### Directions for this task:
Return every line of the material exactly.

### Input for this task:

==================================================

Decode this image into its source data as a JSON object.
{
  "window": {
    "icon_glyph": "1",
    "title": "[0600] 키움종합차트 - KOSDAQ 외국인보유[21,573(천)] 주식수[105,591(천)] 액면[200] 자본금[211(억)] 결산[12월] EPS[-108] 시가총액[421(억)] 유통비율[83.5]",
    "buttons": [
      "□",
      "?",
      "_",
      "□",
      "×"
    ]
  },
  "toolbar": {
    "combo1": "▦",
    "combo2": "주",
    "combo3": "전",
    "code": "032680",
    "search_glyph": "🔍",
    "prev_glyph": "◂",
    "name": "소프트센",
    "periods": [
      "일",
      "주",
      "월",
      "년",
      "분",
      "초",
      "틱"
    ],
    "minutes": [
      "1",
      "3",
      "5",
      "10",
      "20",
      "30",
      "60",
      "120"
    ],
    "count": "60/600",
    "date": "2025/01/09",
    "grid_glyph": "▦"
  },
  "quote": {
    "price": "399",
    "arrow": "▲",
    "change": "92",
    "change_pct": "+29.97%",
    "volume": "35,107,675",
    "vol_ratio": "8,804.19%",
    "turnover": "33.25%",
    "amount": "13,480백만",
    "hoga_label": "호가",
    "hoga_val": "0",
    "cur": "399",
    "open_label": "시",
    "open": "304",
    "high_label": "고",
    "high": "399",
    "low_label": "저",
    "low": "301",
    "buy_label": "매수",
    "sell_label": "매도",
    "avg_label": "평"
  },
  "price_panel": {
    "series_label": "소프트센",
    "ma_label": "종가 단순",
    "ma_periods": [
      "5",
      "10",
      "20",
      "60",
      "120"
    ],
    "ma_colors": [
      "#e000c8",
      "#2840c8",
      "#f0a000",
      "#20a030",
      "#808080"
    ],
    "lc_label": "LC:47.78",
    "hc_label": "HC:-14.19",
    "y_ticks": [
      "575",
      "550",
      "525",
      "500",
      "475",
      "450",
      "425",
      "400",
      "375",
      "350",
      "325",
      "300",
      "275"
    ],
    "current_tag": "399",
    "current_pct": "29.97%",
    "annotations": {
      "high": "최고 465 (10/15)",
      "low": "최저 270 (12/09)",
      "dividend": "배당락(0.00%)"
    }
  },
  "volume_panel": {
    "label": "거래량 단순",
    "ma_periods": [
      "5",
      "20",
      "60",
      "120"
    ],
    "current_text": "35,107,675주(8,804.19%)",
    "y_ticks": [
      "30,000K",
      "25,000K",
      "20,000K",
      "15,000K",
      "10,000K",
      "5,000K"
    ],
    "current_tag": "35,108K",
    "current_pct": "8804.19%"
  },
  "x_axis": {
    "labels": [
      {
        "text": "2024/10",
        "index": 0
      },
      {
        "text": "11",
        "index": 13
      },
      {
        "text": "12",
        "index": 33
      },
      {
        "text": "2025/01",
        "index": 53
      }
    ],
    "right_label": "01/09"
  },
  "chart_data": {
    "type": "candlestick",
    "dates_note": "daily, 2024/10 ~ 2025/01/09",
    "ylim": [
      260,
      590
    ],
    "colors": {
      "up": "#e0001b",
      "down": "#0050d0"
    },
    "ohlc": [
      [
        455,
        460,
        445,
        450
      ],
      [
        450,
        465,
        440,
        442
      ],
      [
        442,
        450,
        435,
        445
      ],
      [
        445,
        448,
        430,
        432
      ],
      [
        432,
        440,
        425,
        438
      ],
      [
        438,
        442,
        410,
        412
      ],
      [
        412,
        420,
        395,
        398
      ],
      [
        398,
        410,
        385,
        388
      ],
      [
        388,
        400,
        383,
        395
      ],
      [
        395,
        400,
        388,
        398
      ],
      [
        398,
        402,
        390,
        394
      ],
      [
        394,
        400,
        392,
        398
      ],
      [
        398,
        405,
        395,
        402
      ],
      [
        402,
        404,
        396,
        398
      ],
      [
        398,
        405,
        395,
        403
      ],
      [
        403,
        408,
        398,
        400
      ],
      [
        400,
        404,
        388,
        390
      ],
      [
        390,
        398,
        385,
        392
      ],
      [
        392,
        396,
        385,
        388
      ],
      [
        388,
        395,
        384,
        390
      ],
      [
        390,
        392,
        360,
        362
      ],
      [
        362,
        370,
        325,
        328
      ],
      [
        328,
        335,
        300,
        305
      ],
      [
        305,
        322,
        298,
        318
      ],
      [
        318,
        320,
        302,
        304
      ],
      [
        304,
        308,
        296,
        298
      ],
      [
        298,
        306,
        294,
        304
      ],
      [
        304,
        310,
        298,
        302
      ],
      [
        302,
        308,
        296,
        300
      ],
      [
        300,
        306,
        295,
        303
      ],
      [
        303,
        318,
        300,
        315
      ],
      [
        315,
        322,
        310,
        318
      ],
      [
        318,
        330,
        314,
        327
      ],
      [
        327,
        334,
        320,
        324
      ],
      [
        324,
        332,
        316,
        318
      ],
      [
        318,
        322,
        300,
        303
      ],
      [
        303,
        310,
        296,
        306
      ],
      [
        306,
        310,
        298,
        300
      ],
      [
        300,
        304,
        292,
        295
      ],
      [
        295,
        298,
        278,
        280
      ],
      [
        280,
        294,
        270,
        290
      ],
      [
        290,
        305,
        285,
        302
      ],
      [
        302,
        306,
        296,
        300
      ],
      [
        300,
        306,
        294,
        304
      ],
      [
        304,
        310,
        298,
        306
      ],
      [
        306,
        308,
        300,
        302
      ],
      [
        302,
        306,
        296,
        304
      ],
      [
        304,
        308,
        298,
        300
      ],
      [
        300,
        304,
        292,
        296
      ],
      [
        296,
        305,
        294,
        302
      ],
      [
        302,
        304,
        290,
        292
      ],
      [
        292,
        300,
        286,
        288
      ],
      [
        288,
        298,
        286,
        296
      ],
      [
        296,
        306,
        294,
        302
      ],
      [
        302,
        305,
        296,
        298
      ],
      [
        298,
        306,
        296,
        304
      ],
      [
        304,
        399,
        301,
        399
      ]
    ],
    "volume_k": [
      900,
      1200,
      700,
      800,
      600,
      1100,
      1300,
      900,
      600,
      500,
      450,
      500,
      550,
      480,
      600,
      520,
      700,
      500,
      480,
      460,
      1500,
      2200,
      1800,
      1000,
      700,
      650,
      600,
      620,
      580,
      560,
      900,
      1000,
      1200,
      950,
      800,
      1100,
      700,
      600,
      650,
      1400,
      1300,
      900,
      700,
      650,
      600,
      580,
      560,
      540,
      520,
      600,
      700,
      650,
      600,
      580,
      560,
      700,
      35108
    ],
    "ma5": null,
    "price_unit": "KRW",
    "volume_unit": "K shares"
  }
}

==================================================

### Exercise result:
Decode this image into its source data as a JSON object.
{
  "window": {
    "icon_glyph": "1",
    "title": "[0600] 키움종합차트 - KOSDAQ 외국인보유[21,573(천)] 주식수[105,591(천)] 액면[200] 자본금[211(억)] 결산[12월] EPS[-108] 시가총액[421(억)] 유통비율[83.5]",
    "buttons": [
      "□",
      "?",
      "_",
      "□",
      "×"
    ]
  },
  "toolbar": {
    "combo1": "▦",
    "combo2": "주",
    "combo3": "전",
    "code": "032680",
    "search_glyph": "🔍",
    "prev_glyph": "◂",
    "name": "소프트센",
    "periods": [
      "일",
      "주",
      "월",
      "년",
      "분",
      "초",
      "틱"
    ],
    "minutes": [
      "1",
      "3",
      "5",
      "10",
      "20",
      "30",
      "60",
      "120"
    ],
    "count": "60/600",
    "date": "2025/01/09",
    "grid_glyph": "▦"
  },
  "quote": {
    "price": "399",
    "arrow": "▲",
    "change": "92",
    "change_pct": "+29.97%",
    "volume": "35,107,675",
    "vol_ratio": "8,804.19%",
    "turnover": "33.25%",
    "amount": "13,480백만",
    "hoga_label": "호가",
    "hoga_val": "0",
    "cur": "399",
    "open_label": "시",
    "open": "304",
    "high_label": "고",
    "high": "399",
    "low_label": "저",
    "low": "301",
    "buy_label": "매수",
    "sell_label": "매도",
    "avg_label": "평"
  },
  "price_panel": {
    "series_label": "소프트센",
    "ma_label": "종가 단순",
    "ma_periods": [
      "5",
      "10",
      "20",
      "60",
      "120"
    ],
    "ma_colors": [
      "#e000c8",
      "#2840c8",
      "#f0a000",
      "#20a030",
      "#808080"
    ],
    "lc_label": "LC:47.78",
    "hc_label": "HC:-14.19",
    "y_ticks": [
      "575",
      "550",
      "525",
      "500",
      "475",
      "450",
      "425",
      "400",
      "375",
      "350",
      "325",
      "300",
      "275"
    ],
    "current_tag": "399",
    "current_pct": "29.97%",
    "annotations": {
      "high": "최고 465 (10/15)",
      "low": "최저 270 (12/09)",
      "dividend": "배당락(0.00%)"
    }
  },
  "volume_panel": {
    "label": "거래량 단순",
    "ma_periods": [
      "5",
      "20",
      "60",
      "120"
    ],
    "current_text": "35,107,675주(8,804.19%)",
    "y_ticks": [
      "30,000K",
      "25,000K",
      "20,000K",
      "15,000K",
      "10,000K",
      "5,000K"
    ],
    "current_tag": "35,108K",
    "current_pct": "8804.19%"
  },
  "x_axis": {
    "labels": [
      {
        "text": "2024/10",
        "index": 0
      },
      {
        "text": "11",
        "index": 13
      },
      {
        "text": "12",
        "index": 33
      },
      {
        "text": "2025/01",
        "index": 53
      }
    ],
    "right_label": "01/09"
  },
  "chart_data": {
    "type": "candlestick",
    "dates_note": "daily, 2024/10 ~ 2025/01/09",
    "ylim": [
      260,
      590
    ],
    "colors": {
      "up": "#e0001b",
      "down": "#0050d0"
    },
    "ohlc": [
      [
        455,
        460,
        445,
        450
      ],
      [
        450,
        465,
        440,
        442
      ],
      [
        442,
        450,
        435,
        445
      ],
      [
        445,
        448,
        430,
        432
      ],
      [
        432,
        440,
        425,
        438
      ],
      [
        438,
        442,
        410,
        412
      ],
      [
        412,
        420,
        395,
        398
      ],
      [
        398,
        410,
        385,
        388
      ],
      [
        388,
        400,
        383,
        395
      ],
      [
        395,
        400,
        388,
        398
      ],
      [
        398,
        402,
        390,
        394
      ],
      [
        394,
        400,
        392,
        398
      ],
      [
        398,
        405,
        395,
        402
      ],
      [
        402,
        404,
        396,
        398
      ],
      [
        398,
        405,
        395,
        403
      ],
      [
        403,
        408,
        398,
        400
      ],
      [
        400,
        404,
        388,
        390
      ],
      [
        390,
        398,
        385,
        392
      ],
      [
        392,
        396,
        385,
        388
      ],
      [
        388,
        395,
        384,
        390
      ],
      [
        390,
        392,
        360,
        362
      ],
      [
        362,
        370,
        325,
        328
      ],
      [
        328,
        335,
        300,
        305
      ],
      [
        305,
        322,
        298,
        318
      ],
      [
        318,
        320,
        302,
        304
      ],
      [
        304,
        308,
        296,
        298
      ],
      [
        298,
        306,
        294,
        304
      ],
      [
        304,
        310,
        298,
        302
      ],
      [
        302,
        308,
        296,
        300
      ],
      [
        300,
        306,
        295,
        303
      ],
      [
        303,
        318,
        300,
        315
      ],
      [
        315,
        322,
        310,
        318
      ],
      [
        318,
        330,
        314,
        327
      ],
      [
        327,
        334,
        320,
        324
      ],
      [
        324,
        332,
        316,
        318
      ],
      [
        318,
        322,
        300,
        303
      ],
      [
        303,
        310,
        296,
        306
      ],
      [
        306,
        310,
        298,
        300
      ],
      [
        300,
        304,
        292,
        295
      ],
      [
        295,
        298,
        278,
        280
      ],
      [
        280,
        294,
        270,
        290
      ],
      [
        290,
        305,
        285,
        302
      ],
      [
        302,
        306,
        296,
        300
      ],
      [
        300,
        306,
        294,
        304
      ],
      [
        304,
        310,
        298,
        306
      ],
      [
        306,
        308,
        300,
        302
      ],
      [
        302,
        306,
        296,
        304
      ],
      [
        304,
        308,
        298,
        300
      ],
      [
        300,
        304,
        292,
        296
      ],
      [
        296,
        305,
        294,
        302
      ],
      [
        302,
        304,
        290,
        292
      ],
      [
        292,
        300,
        286,
        288
      ],
      [
        288,
        298,
        286,
        296
      ],
      [
        296,
        306,
        294,
        302
      ],
      [
        302,
        305,
        296,
        298
      ],
      [
        298,
        306,
        296,
        304
      ],
      [
        304,
        399,
        301,
        399
      ]
    ],
    "volume_k": [
      900,
      1200,
      700,
      800,
      600,
      1100,
      1300,
      900,
      600,
      500,
      450,
      500,
      550,
      480,
      600,
      520,
      700,
      500,
      480,
      460,
      1500,
      2200,
      1800,
      1000,
      700,
      650,
      600,
      620,
      580,
      560,
      900,
      1000,
      1200,
      950,
      800,
      1100,
      700,
      600,
      650,
      1400,
      1300,
      900,
      700,
      650,
      600,
      580,
      560,
      540,
      520,
      600,
      700,
      650,
      600,
      580,
      560,
      700,
      35108
    ],
    "ma5": null,
    "price_unit": "KRW",
    "volume_unit": "K shares"
  }
}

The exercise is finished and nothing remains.